## Record excerpts:
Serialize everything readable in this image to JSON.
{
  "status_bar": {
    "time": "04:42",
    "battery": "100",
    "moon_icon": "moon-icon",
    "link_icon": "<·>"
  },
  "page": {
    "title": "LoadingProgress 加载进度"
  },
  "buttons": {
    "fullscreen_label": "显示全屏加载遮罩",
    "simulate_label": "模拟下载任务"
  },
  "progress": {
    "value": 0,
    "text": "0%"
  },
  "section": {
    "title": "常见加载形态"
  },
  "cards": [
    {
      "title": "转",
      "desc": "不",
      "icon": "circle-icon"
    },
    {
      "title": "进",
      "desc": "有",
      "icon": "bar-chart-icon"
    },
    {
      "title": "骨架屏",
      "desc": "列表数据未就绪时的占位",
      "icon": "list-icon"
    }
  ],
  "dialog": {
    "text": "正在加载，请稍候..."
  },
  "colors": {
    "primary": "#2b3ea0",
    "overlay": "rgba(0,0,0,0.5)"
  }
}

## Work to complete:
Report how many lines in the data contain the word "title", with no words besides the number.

## Answer box:
5